The Founder follows Ray Kroc, played by Michael Keaton, as he transitions from a milk shake maker salesman to ‘founding’ the biggest name in fast food. His duplicitous behavior helped bring him riches beyond his wildest imagination, but at the cost of both business and personal relationships. The director, John Lee Hancock, straddles the benevolent nature of big business by showcasing Kroc’s success through self-fulfilling perseverance and blatant disregard for anyone else. His desire to maintain forward momentum left many behind him in his wake in order for one the best business models to date to flourish. Good, wholesome, intentions overpowered by greed and pride is at the heart of this film. Did Richard and Maurice McDonald lack the follow-through to execute a venture on this magnitude or were they just steamrolled by an ambitious cutthroat?
I am not sure how much of this film bears any resemblance to the actual events or if Ray Kroc is supposed to be the hero or antihero. Perhaps this is the point that makes an already interesting story about one of the most recognized brands even more alluring to Hollywood. Kroc’s style and demeanor is corrosive and relentless. He will either wear you down or wear through you. Could he achieve his goals without creating a wake of destruction around him? Either way, there is merit in diligence and recognizing the best path and pursuing it. Kroc’s evolution gives Keaton more to work with and a strong foothold as the lead. However, this doesn’t fully translate over to the rest of the cast. This is not a jab at the supporting cast. Their characters are simply written only to support the lead and drive his narrative forward or to showcase the McDonald’s brand.
It is interesting how the protagonist begins the story as a hard working American striving for the American Dream. Even though he is struggling with a lackluster product and the reality of his unsuccessful plight through life he is still unrelenting. His desire to be successful is almost overshadowed by his desire to be respected. Once he gets his opportunity with the McDonald’s brothers, he is willing to do whatever it takes to accomplish his goals. Now that he finally has a product worthy of the effort and time he is willing to put in, there is no stopping him. As the story unfolds, so too does Ray Kroc. He is transformed from someone seeking the American Dream to someone who is providing the American Dream to others. He is beginning to gain the respect that he seeks, but he is unable to capture the fortune that should go hand in hand. His momentum created the embers of an empire, yet he did not seat himself at the top. He lacked any ownership, any creative input, and real power. This marked a tipping point in the plot where Kroc needed to manufacture a role in the growing phenomenon for his ego and wallet to flourish.

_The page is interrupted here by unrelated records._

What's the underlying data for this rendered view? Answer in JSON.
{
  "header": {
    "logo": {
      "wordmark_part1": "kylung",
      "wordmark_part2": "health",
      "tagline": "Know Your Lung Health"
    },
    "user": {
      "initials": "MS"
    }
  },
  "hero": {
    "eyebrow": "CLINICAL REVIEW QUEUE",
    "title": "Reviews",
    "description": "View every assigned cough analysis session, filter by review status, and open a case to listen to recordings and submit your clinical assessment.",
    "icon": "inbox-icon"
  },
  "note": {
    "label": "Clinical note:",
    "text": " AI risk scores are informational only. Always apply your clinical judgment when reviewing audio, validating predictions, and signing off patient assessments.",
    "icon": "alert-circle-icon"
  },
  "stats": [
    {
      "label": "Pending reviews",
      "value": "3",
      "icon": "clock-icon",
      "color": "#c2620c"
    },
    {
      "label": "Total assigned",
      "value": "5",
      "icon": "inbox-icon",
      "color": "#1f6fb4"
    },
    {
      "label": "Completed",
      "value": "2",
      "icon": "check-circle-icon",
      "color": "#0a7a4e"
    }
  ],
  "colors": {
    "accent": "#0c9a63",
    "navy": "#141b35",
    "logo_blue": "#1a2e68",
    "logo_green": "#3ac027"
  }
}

Kroc’s character begins the film as the typical protagonist hero and ends the film as an ambivalent amalgam of rational business practices, self-serving and fulfilling desires, and thankless pride. To some, Kroc may be a shining example of how to succeed and capitalize on an opportunity, while to others he may come across as being needlessly cutthroat and greedy. This is what makes Kroc’s character so interesting. He can be criticized for how he treated his wife, but why stay in a marriage you are not happy in. The way he bought out Richard and Maurice McDonald may have been dishonest, but they still walked away with $2.7 Million dollars. He did what he needed to do in order to take the company in the direction that he wanted to take it. He didn’t create the first McDonald’s, but he was the founder of what we know today as McDonald’s.
The Founder is , like many other films, an embellishment of true events. Who knows what was really said or how certain events really played out. It is hard to tell if The Founder is being especially hard or lenient when it comes to how it characterized Ray Kroc, Richard and Maurice McDonald, and every other character. However, it does seem to tell enough from both sides to effectively tell the story.
The ‘historical’ aspect of The Founder is a little sloppy at times. The addition of the “historical pictures” perhaps gives the film a sense of accuracy, or that a family slideshow reel slipped in there. I actually like it when real footage or photography is used in films, but this was not consistent with the rest of the film. Only in the beginning of the movie are we, the viewer, given a date. The rest of the film flies by without any sense of time or pacing. Without knowing how much time has passed it is more difficult to grasp how different characters would have been effected by the actions of Kroc or different events in the film.
Overall, the film has some interesting storytelling and insight into how turn a big idea into a monster idea. Don’t see the film for any noteworthy cinematography or character development outside of the lead. The focus on this film is Keaton and his portrayal of Ray Kroc and it is worth watching.
Directed by: John Lee Hancock
Cinematography: John Schwartzman
Written by: Robert D. Siegel
Music by: Carter Burwell
Starring: Michael Keaton, Nick Offerman, John Carroll Lynch, Linda Cardellini
Runtime: 1h 55m
Genre: Biography, Drama
Distributed by: The Weinstein Company